The answer is to be the data below, written out in full and exactly.

-------- DATA LISTING --------

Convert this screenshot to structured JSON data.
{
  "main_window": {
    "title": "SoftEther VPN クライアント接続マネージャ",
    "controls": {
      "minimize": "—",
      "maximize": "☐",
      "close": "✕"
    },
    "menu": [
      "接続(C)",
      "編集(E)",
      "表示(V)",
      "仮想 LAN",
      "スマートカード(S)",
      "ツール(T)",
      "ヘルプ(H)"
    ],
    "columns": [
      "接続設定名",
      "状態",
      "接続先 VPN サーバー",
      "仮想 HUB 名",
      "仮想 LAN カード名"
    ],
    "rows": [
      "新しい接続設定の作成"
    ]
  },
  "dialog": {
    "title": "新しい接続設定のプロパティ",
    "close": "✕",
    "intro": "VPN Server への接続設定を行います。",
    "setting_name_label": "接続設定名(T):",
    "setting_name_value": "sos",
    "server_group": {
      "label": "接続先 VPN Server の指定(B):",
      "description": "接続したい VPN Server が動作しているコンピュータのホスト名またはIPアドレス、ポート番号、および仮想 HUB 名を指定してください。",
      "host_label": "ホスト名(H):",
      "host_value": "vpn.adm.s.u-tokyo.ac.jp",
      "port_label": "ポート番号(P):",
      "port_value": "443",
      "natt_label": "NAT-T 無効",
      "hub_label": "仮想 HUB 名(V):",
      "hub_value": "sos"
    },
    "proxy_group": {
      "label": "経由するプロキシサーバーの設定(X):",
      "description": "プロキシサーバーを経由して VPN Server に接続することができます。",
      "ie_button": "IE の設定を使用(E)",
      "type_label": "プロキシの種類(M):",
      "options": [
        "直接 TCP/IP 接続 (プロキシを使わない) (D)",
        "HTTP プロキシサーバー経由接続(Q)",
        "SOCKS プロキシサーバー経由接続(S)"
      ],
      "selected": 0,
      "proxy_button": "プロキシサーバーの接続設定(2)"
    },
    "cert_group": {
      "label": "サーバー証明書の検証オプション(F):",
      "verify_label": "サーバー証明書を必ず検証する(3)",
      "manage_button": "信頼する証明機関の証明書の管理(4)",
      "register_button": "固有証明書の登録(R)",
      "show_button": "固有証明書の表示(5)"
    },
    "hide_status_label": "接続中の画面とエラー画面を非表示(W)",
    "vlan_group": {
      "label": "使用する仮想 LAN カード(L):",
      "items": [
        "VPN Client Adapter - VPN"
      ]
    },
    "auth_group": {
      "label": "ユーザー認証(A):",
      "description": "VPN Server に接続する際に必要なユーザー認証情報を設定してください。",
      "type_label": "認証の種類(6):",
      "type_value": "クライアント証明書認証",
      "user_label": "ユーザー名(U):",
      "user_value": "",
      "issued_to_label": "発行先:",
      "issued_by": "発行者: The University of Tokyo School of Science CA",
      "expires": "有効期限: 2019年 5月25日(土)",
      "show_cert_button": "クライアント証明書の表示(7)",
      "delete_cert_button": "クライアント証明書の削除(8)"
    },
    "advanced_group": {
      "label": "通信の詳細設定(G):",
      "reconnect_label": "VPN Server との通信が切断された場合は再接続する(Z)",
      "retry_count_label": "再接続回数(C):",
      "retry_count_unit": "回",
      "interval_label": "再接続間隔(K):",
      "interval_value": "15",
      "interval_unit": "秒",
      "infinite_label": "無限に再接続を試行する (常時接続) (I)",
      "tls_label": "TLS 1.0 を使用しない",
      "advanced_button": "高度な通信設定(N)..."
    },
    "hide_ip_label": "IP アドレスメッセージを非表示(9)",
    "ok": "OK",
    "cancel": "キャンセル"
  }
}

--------

__EXERCISE OUTPUT__
Convert this screenshot to structured JSON data.
{
  "main_window": {
    "title": "SoftEther VPN クライアント接続マネージャ",
    "controls": {
      "minimize": "—",
      "maximize": "☐",
      "close": "✕"
    },
    "menu": [
      "接続(C)",
      "編集(E)",
      "表示(V)",
      "仮想 LAN",
      "スマートカード(S)",
      "ツール(T)",
      "ヘルプ(H)"
    ],
    "columns": [
      "接続設定名",
      "状態",
      "接続先 VPN サーバー",
      "仮想 HUB 名",
      "仮想 LAN カード名"
    ],
    "rows": [
      "新しい接続設定の作成"
    ]
  },
  "dialog": {
    "title": "新しい接続設定のプロパティ",
    "close": "✕",
    "intro": "VPN Server への接続設定を行います。",
    "setting_name_label": "接続設定名(T):",
    "setting_name_value": "sos",
    "server_group": {
      "label": "接続先 VPN Server の指定(B):",
      "description": "接続したい VPN Server が動作しているコンピュータのホスト名またはIPアドレス、ポート番号、および仮想 HUB 名を指定してください。",
      "host_label": "ホスト名(H):",
      "host_value": "vpn.adm.s.u-tokyo.ac.jp",
      "port_label": "ポート番号(P):",
      "port_value": "443",
      "natt_label": "NAT-T 無効",
      "hub_label": "仮想 HUB 名(V):",
      "hub_value": "sos"
    },
    "proxy_group": {
      "label": "経由するプロキシサーバーの設定(X):",
      "description": "プロキシサーバーを経由して VPN Server に接続することができます。",
      "ie_button": "IE の設定を使用(E)",
      "type_label": "プロキシの種類(M):",
      "options": [
        "直接 TCP/IP 接続 (プロキシを使わない) (D)",
        "HTTP プロキシサーバー経由接続(Q)",
        "SOCKS プロキシサーバー経由接続(S)"
      ],
      "selected": 0,
      "proxy_button": "プロキシサーバーの接続設定(2)"
    },
    "cert_group": {
      "label": "サーバー証明書の検証オプション(F):",
      "verify_label": "サーバー証明書を必ず検証する(3)",
      "manage_button": "信頼する証明機関の証明書の管理(4)",
      "register_button": "固有証明書の登録(R)",
      "show_button": "固有証明書の表示(5)"
    },
    "hide_status_label": "接続中の画面とエラー画面を非表示(W)",
    "vlan_group": {
      "label": "使用する仮想 LAN カード(L):",
      "items": [
        "VPN Client Adapter - VPN"
      ]
    },
    "auth_group": {
      "label": "ユーザー認証(A):",
      "description": "VPN Server に接続する際に必要なユーザー認証情報を設定してください。",
      "type_label": "認証の種類(6):",
      "type_value": "クライアント証明書認証",
      "user_label": "ユーザー名(U):",
      "user_value": "",
      "issued_to_label": "発行先:",
      "issued_by": "発行者: The University of Tokyo School of Science CA",
      "expires": "有効期限: 2019年 5月25日(土)",
      "show_cert_button": "クライアント証明書の表示(7)",
      "delete_cert_button": "クライアント証明書の削除(8)"
    },
    "advanced_group": {
      "label": "通信の詳細設定(G):",
      "reconnect_label": "VPN Server との通信が切断された場合は再接続する(Z)",
      "retry_count_label": "再接続回数(C):",
      "retry_count_unit": "回",
      "interval_label": "再接続間隔(K):",
      "interval_value": "15",
      "interval_unit": "秒",
      "infinite_label": "無限に再接続を試行する (常時接続) (I)",
      "tls_label": "TLS 1.0 を使用しない",
      "advanced_button": "高度な通信設定(N)..."
    },
    "hide_ip_label": "IP アドレスメッセージを非表示(9)",
    "ok": "OK",
    "cancel": "キャンセル"
  }
}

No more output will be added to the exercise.